Assignment: Work out how many lines in this listing hold the word "user", and give the number with nothing added.

Exercise material:
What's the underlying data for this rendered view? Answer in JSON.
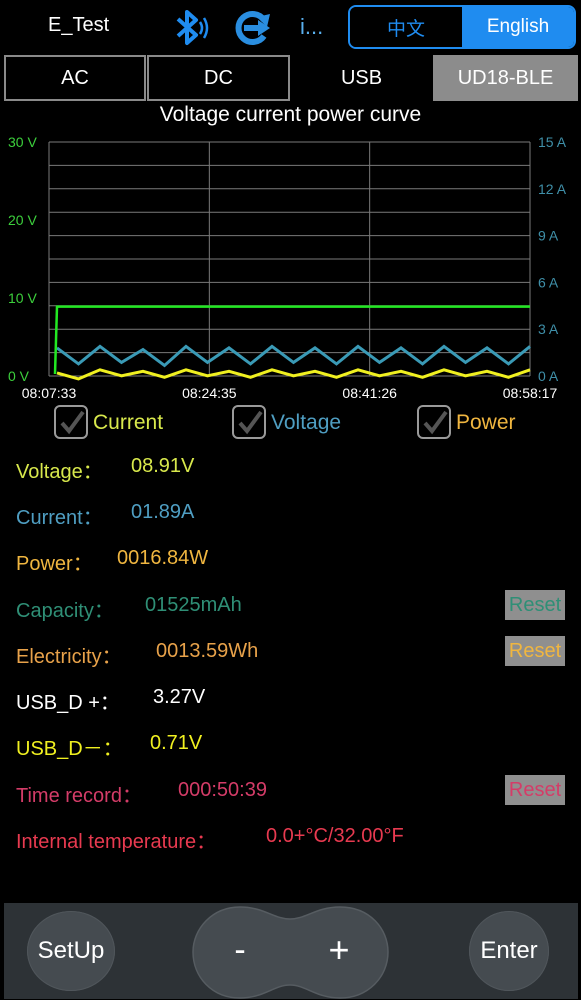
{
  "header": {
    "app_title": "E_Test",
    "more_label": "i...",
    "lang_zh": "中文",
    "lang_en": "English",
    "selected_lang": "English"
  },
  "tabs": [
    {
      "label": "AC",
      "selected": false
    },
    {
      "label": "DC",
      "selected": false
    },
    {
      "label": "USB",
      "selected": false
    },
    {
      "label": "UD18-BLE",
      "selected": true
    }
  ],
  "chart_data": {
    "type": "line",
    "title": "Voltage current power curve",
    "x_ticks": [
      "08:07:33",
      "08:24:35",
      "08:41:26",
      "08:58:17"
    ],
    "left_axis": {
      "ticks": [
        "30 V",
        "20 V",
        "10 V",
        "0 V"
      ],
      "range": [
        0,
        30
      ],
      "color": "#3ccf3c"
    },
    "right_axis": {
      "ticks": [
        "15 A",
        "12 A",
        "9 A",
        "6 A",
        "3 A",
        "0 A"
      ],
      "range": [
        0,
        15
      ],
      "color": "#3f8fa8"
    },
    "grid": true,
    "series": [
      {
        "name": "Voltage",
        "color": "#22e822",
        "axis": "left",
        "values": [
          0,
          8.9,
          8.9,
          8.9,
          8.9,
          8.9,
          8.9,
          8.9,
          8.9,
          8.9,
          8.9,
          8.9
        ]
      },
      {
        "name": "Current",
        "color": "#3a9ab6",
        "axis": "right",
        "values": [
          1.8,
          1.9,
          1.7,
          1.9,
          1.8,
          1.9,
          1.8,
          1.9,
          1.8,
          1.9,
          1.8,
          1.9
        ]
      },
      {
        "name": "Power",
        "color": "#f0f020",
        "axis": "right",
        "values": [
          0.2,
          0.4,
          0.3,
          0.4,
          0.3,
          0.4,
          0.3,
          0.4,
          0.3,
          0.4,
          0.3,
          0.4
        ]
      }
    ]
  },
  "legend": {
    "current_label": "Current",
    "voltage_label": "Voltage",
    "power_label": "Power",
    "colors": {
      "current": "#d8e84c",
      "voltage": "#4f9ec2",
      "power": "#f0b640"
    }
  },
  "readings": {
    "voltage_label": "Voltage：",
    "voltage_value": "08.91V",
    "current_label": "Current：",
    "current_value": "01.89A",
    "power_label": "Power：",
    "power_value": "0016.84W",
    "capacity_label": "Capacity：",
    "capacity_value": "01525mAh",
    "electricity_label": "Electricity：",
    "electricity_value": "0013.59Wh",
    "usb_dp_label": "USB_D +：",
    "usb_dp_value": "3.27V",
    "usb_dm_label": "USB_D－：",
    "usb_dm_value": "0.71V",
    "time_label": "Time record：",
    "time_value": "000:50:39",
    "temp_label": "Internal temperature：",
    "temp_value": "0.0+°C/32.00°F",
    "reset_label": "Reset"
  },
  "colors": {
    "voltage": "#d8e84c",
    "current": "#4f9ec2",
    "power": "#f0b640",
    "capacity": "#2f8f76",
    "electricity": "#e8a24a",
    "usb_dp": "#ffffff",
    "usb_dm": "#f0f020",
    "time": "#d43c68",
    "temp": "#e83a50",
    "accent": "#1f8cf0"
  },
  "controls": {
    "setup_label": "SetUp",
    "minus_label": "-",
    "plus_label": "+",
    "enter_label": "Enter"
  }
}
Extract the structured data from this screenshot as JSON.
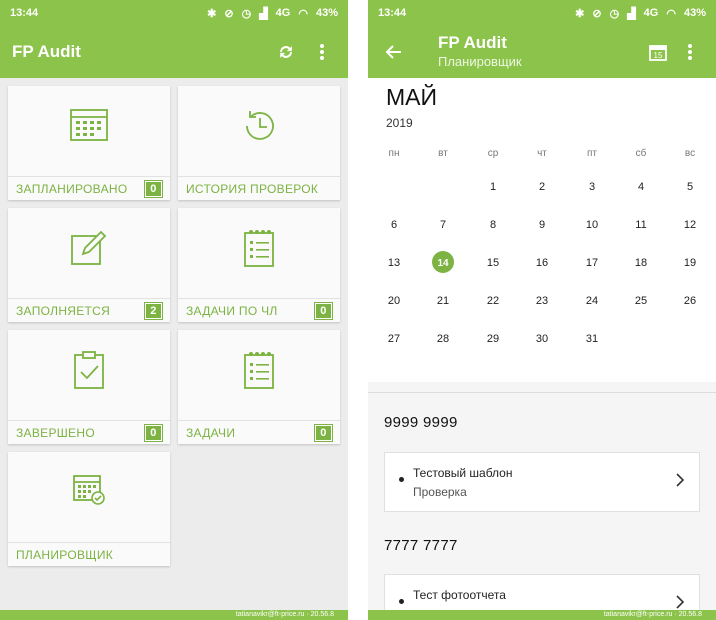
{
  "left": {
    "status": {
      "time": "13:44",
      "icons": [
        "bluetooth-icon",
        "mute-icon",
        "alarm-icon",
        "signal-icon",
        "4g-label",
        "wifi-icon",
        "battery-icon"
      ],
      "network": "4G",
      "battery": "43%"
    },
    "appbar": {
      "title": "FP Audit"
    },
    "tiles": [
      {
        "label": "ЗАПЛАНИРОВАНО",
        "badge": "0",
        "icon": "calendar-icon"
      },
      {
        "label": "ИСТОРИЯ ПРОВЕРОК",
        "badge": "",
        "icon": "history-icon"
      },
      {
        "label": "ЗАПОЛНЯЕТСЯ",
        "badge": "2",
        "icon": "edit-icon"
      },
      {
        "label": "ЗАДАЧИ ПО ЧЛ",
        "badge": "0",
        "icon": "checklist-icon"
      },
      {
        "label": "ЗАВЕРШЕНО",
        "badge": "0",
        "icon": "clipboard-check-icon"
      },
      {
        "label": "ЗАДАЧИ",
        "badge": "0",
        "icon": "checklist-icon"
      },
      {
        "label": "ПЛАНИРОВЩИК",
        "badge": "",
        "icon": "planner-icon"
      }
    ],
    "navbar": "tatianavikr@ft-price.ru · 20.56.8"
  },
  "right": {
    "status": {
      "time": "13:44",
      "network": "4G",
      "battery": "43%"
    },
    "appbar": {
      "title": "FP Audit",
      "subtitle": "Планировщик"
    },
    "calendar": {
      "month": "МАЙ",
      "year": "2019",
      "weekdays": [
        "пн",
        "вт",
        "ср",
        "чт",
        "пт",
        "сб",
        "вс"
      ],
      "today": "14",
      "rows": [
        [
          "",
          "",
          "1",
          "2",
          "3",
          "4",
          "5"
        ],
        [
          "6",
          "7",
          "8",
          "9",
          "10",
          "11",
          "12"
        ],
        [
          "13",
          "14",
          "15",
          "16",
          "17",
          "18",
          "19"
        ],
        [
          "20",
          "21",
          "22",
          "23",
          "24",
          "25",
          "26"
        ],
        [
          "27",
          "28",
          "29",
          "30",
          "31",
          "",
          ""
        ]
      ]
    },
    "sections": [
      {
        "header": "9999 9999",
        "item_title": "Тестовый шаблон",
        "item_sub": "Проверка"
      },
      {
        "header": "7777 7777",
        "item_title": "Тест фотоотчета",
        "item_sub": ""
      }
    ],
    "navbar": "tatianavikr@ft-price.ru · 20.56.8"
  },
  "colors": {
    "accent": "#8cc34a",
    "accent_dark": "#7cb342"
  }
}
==
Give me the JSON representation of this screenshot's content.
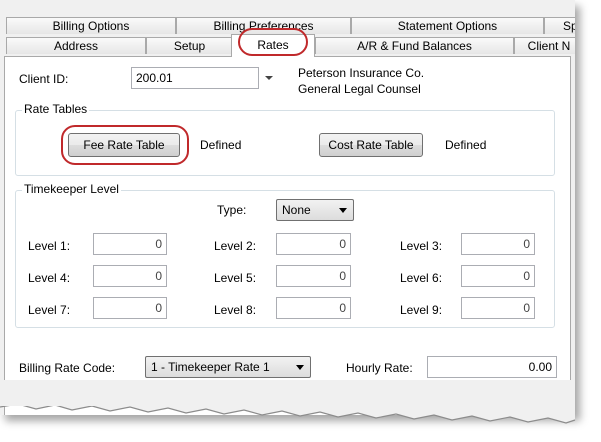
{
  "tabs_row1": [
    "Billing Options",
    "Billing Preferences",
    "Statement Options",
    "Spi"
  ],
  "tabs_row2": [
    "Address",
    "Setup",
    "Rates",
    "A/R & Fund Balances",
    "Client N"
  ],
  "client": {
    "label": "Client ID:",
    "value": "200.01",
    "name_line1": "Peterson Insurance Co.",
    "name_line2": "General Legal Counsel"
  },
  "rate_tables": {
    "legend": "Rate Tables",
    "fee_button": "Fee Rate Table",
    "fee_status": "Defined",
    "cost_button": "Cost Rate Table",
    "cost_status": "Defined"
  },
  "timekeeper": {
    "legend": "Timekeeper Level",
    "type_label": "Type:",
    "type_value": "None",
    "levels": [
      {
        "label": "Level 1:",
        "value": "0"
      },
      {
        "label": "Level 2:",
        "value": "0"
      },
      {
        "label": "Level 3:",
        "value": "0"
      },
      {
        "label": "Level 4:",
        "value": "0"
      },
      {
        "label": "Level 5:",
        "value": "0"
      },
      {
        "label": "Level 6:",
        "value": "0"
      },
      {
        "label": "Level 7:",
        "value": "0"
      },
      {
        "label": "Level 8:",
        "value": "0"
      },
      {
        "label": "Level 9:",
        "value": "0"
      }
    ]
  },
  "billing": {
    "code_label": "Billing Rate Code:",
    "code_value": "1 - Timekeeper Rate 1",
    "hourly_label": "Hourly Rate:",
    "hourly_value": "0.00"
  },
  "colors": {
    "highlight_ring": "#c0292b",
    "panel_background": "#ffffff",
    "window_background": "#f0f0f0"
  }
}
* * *
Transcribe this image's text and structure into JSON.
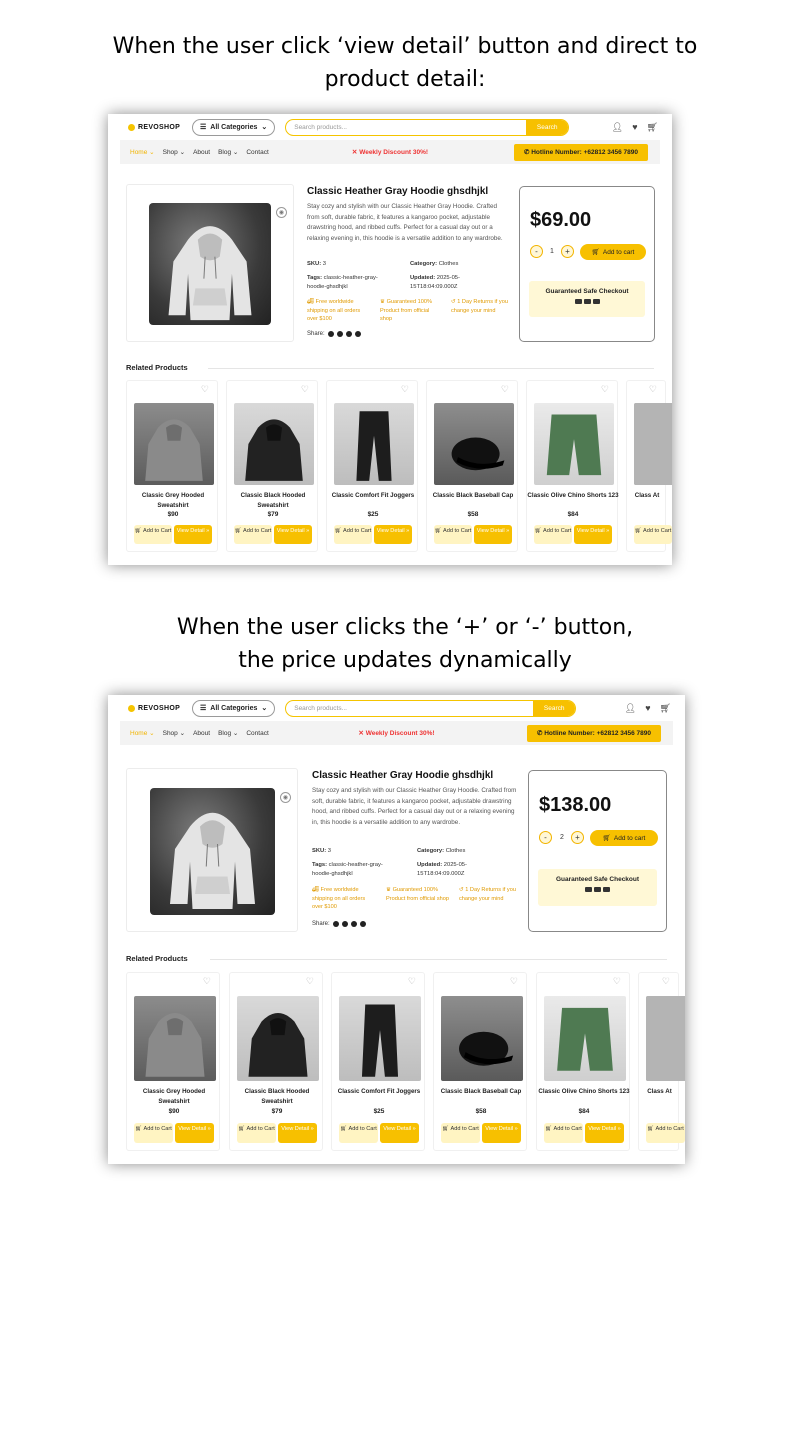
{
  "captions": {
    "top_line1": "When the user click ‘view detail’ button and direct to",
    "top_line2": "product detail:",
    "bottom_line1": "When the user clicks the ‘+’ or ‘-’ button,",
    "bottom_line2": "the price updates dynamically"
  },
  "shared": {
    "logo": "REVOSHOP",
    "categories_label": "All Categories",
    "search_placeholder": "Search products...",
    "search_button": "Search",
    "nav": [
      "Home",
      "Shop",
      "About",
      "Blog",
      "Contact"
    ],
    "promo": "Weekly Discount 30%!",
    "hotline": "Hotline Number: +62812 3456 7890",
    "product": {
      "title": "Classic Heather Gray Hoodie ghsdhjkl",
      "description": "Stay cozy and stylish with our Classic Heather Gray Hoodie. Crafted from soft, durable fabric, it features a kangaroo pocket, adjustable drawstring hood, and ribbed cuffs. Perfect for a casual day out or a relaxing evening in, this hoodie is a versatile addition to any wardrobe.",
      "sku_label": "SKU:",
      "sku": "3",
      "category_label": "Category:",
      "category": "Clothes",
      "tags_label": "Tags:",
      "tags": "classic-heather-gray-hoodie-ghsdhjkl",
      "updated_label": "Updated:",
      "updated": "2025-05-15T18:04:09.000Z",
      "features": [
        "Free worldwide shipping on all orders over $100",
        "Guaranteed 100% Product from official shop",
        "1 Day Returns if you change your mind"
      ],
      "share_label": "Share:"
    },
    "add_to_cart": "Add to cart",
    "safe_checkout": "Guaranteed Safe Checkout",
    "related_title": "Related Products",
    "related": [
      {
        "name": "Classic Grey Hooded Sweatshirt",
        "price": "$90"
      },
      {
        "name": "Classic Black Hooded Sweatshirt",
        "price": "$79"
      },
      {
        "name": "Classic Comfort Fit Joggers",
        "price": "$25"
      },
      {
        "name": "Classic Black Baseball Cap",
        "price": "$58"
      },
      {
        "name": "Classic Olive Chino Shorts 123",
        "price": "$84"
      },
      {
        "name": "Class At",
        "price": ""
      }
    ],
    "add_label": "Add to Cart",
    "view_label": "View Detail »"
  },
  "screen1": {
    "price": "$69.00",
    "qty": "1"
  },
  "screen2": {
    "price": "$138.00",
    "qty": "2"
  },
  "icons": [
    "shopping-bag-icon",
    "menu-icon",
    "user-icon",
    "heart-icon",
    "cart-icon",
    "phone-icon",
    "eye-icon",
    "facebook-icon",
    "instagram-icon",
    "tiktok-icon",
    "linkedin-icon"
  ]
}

Reply: 3